There is potential for workplace injuries to affect sonographers. Injuries are most commonly caused by the twisting of the neck and trunk during examinations, a static posture and the downward application of transducer pressure. The ASA seeks to communicate these matters to our members to ensure they are aware of this potential and to assess and where appropriate change work practices and the working environment to make workplaces safer.
The ASA in conjunction with ASUM have produced the Guidelines for Reducing Injuries to Sonographer/Sonologists, to provide a base line for reducing injuries and offer information on room set up, equipment, ergonomics for the sonographer/sonologist and workload and scheduling. The Australasian health infrastructure alliance has also produced Guidelines for scanning room specifications that may be of assistance to members.
The ASA conducted surveys into workplace injuries in 1998 and 2006 and will conduct further research as part of the implementation of the 2012-15 strategic plan. The research will aim to establish current trends in sonographer workplace injuries and provide resources and support to sonographers to limit workplace WH&S issues.
The ASA has established a Special Interest Group – Sonographer Health & Wellbeing to inform members of relevant WH&S issues, both nationally and internationally, regularly conduct research to ascertain trends in the incidence of injuries and where possible, address any specific concerns or issues raised by individual members. It will highlight to all stakeholders the workplace conditions which contribute to the high incidence of workplace-related injuries, develop and/or recommend tools to limit the incidence of injuries and develop, or recommend to the board, policies and procedures which seek to limit the incidence of injuries.
Links to state and federal government websites that contain up to date information on the legislation you work under can be found in the useful links page. The soundergonomics website also provides useful information.

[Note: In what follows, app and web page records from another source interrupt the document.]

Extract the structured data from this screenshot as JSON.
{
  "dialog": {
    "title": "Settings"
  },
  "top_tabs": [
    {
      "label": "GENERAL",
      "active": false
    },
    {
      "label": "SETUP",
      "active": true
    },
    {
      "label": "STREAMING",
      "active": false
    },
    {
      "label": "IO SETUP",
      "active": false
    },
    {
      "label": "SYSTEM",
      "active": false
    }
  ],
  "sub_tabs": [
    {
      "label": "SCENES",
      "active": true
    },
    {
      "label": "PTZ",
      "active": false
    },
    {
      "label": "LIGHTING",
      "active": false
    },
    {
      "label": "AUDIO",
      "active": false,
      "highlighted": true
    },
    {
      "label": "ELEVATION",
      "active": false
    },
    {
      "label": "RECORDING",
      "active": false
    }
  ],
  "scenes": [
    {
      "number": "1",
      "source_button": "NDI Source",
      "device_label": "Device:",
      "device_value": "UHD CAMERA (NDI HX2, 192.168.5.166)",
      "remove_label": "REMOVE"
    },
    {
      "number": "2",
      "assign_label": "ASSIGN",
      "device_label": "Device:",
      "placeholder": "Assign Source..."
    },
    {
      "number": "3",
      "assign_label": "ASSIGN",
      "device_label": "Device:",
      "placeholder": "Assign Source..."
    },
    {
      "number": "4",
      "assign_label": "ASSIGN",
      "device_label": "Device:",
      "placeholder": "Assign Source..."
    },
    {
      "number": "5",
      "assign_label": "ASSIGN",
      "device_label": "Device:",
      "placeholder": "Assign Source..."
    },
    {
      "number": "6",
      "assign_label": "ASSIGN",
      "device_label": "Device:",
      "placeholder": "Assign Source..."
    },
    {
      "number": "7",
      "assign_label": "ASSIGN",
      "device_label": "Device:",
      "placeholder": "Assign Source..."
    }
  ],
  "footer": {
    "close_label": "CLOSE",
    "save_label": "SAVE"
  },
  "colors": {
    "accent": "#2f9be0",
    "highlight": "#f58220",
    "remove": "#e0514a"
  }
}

The ASA's quarterly publication soundeffects news frequently features articles and responses to sonographer questions regarding WH&S. These have included:
There is a high incidence of workrelated injuries for sonographers ... and the injuries are most commonly sustained by the twisting of the neck and trunk, a static posture and the downward application of transducer pressure. Read more
Due to the sustained flexion and extension positions of their wrists, there were a number of complaints of tingling of the fingers and other symptoms of carpal tunnel syndrome. Read more
Repetitive strain injury (RSI) and occupational overuse syndrome (OOS) are umbrella terms that include many localised injuries such as trigger finger, golfer’s and tennis elbow and carpal tunnel syndrome. More diffuse pain syndromes (those spread over the body) may be diagnosed as regional pain syndrome or cervicobrachial pain syndrome. Read more
Do you ever stop to think about what might be on your hands? What did you touch after that last patient – yourself, your equipment, your next patient? Healthcare workers’ hands are the most common vehicle for the transmission of healthcare-associated pathogens from patient to patient, and within the healthcare environment. Read more